Set the entries down once more, exactly as they are worded.

▬▬▬

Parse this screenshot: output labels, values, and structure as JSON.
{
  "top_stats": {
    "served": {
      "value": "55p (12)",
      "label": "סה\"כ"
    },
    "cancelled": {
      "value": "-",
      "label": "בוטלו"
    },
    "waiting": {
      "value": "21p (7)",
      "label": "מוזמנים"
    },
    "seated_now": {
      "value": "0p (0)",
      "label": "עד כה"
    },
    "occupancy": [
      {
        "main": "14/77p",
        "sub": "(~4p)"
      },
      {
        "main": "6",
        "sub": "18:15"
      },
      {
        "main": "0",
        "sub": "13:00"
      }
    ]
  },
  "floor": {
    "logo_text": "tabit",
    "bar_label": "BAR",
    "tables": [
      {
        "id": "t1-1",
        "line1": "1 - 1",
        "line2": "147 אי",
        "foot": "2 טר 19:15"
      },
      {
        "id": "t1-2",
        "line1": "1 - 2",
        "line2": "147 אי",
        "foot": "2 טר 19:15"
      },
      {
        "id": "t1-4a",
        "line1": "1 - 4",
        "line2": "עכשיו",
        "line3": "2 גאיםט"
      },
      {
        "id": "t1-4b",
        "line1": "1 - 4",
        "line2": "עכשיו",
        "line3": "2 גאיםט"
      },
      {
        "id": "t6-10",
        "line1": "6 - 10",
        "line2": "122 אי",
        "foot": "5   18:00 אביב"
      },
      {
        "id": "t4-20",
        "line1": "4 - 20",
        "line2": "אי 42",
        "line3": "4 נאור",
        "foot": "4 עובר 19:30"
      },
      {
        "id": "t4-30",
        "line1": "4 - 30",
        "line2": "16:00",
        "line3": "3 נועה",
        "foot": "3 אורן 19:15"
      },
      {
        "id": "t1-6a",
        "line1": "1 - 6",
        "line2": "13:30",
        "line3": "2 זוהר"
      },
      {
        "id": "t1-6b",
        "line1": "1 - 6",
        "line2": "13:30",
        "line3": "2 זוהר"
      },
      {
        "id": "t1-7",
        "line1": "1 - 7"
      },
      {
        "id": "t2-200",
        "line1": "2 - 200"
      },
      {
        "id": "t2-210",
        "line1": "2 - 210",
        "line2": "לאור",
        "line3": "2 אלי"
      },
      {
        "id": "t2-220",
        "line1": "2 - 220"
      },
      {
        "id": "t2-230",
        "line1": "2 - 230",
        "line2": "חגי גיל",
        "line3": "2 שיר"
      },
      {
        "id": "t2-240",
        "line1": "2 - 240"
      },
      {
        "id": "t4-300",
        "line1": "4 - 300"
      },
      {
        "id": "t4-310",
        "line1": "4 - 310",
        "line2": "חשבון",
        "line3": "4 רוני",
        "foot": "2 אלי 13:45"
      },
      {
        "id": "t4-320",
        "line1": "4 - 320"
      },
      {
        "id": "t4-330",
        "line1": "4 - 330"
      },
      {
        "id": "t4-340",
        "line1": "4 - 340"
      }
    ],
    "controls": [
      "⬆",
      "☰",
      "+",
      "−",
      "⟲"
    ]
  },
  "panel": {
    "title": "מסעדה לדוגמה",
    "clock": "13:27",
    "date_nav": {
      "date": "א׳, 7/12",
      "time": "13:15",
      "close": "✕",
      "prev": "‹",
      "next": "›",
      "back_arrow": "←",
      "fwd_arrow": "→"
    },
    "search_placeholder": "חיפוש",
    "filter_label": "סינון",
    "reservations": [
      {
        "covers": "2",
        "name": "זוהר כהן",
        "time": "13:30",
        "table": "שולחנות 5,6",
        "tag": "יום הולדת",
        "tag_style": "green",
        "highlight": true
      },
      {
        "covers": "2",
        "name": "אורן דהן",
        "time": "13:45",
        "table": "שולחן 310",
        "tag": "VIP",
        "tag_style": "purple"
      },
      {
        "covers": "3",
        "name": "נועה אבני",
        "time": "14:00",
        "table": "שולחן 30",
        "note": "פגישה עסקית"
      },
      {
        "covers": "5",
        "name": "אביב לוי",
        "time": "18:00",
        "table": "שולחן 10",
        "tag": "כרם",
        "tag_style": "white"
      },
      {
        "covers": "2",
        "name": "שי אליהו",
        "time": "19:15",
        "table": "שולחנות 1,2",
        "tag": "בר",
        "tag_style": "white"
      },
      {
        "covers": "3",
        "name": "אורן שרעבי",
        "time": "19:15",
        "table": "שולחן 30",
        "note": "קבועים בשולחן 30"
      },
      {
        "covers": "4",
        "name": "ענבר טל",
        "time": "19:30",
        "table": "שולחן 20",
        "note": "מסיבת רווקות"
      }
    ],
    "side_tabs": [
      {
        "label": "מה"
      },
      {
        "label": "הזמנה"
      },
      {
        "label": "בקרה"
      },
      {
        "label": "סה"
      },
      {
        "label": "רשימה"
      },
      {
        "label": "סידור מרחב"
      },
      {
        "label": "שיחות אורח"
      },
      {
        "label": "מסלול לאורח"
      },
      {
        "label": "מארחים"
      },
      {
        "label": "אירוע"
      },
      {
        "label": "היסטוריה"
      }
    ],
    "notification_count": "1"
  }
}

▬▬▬

> **RESULT OF THIS EXERCISE**:
Parse this screenshot: output labels, values, and structure as JSON.
{
  "top_stats": {
    "served": {
      "value": "55p (12)",
      "label": "סה\"כ"
    },
    "cancelled": {
      "value": "-",
      "label": "בוטלו"
    },
    "waiting": {
      "value": "21p (7)",
      "label": "מוזמנים"
    },
    "seated_now": {
      "value": "0p (0)",
      "label": "עד כה"
    },
    "occupancy": [
      {
        "main": "14/77p",
        "sub": "(~4p)"
      },
      {
        "main": "6",
        "sub": "18:15"
      },
      {
        "main": "0",
        "sub": "13:00"
      }
    ]
  },
  "floor": {
    "logo_text": "tabit",
    "bar_label": "BAR",
    "tables": [
      {
        "id": "t1-1",
        "line1": "1 - 1",
        "line2": "147 אי",
        "foot": "2 טר 19:15"
      },
      {
        "id": "t1-2",
        "line1": "1 - 2",
        "line2": "147 אי",
        "foot": "2 טר 19:15"
      },
      {
        "id": "t1-4a",
        "line1": "1 - 4",
        "line2": "עכשיו",
        "line3": "2 גאיםט"
      },
      {
        "id": "t1-4b",
        "line1": "1 - 4",
        "line2": "עכשיו",
        "line3": "2 גאיםט"
      },
      {
        "id": "t6-10",
        "line1": "6 - 10",
        "line2": "122 אי",
        "foot": "5   18:00 אביב"
      },
      {
        "id": "t4-20",
        "line1": "4 - 20",
        "line2": "אי 42",
        "line3": "4 נאור",
        "foot": "4 עובר 19:30"
      },
      {
        "id": "t4-30",
        "line1": "4 - 30",
        "line2": "16:00",
        "line3": "3 נועה",
        "foot": "3 אורן 19:15"
      },
      {
        "id": "t1-6a",
        "line1": "1 - 6",
        "line2": "13:30",
        "line3": "2 זוהר"
      },
      {
        "id": "t1-6b",
        "line1": "1 - 6",
        "line2": "13:30",
        "line3": "2 זוהר"
      },
      {
        "id": "t1-7",
        "line1": "1 - 7"
      },
      {
        "id": "t2-200",
        "line1": "2 - 200"
      },
      {
        "id": "t2-210",
        "line1": "2 - 210",
        "line2": "לאור",
        "line3": "2 אלי"
      },
      {
        "id": "t2-220",
        "line1": "2 - 220"
      },
      {
        "id": "t2-230",
        "line1": "2 - 230",
        "line2": "חגי גיל",
        "line3": "2 שיר"
      },
      {
        "id": "t2-240",
        "line1": "2 - 240"
      },
      {
        "id": "t4-300",
        "line1": "4 - 300"
      },
      {
        "id": "t4-310",
        "line1": "4 - 310",
        "line2": "חשבון",
        "line3": "4 רוני",
        "foot": "2 אלי 13:45"
      },
      {
        "id": "t4-320",
        "line1": "4 - 320"
      },
      {
        "id": "t4-330",
        "line1": "4 - 330"
      },
      {
        "id": "t4-340",
        "line1": "4 - 340"
      }
    ],
    "controls": [
      "⬆",
      "☰",
      "+",
      "−",
      "⟲"
    ]
  },
  "panel": {
    "title": "מסעדה לדוגמה",
    "clock": "13:27",
    "date_nav": {
      "date": "א׳, 7/12",
      "time": "13:15",
      "close": "✕",
      "prev": "‹",
      "next": "›",
      "back_arrow": "←",
      "fwd_arrow": "→"
    },
    "search_placeholder": "חיפוש",
    "filter_label": "סינון",
    "reservations": [
      {
        "covers": "2",
        "name": "זוהר כהן",
        "time": "13:30",
        "table": "שולחנות 5,6",
        "tag": "יום הולדת",
        "tag_style": "green",
        "highlight": true
      },
      {
        "covers": "2",
        "name": "אורן דהן",
        "time": "13:45",
        "table": "שולחן 310",
        "tag": "VIP",
        "tag_style": "purple"
      },
      {
        "covers": "3",
        "name": "נועה אבני",
        "time": "14:00",
        "table": "שולחן 30",
        "note": "פגישה עסקית"
      },
      {
        "covers": "5",
        "name": "אביב לוי",
        "time": "18:00",
        "table": "שולחן 10",
        "tag": "כרם",
        "tag_style": "white"
      },
      {
        "covers": "2",
        "name": "שי אליהו",
        "time": "19:15",
        "table": "שולחנות 1,2",
        "tag": "בר",
        "tag_style": "white"
      },
      {
        "covers": "3",
        "name": "אורן שרעבי",
        "time": "19:15",
        "table": "שולחן 30",
        "note": "קבועים בשולחן 30"
      },
      {
        "covers": "4",
        "name": "ענבר טל",
        "time": "19:30",
        "table": "שולחן 20",
        "note": "מסיבת רווקות"
      }
    ],
    "side_tabs": [
      {
        "label": "מה"
      },
      {
        "label": "הזמנה"
      },
      {
        "label": "בקרה"
      },
      {
        "label": "סה"
      },
      {
        "label": "רשימה"
      },
      {
        "label": "סידור מרחב"
      },
      {
        "label": "שיחות אורח"
      },
      {
        "label": "מסלול לאורח"
      },
      {
        "label": "מארחים"
      },
      {
        "label": "אירוע"
      },
      {
        "label": "היסטוריה"
      }
    ],
    "notification_count": "1"
  }
}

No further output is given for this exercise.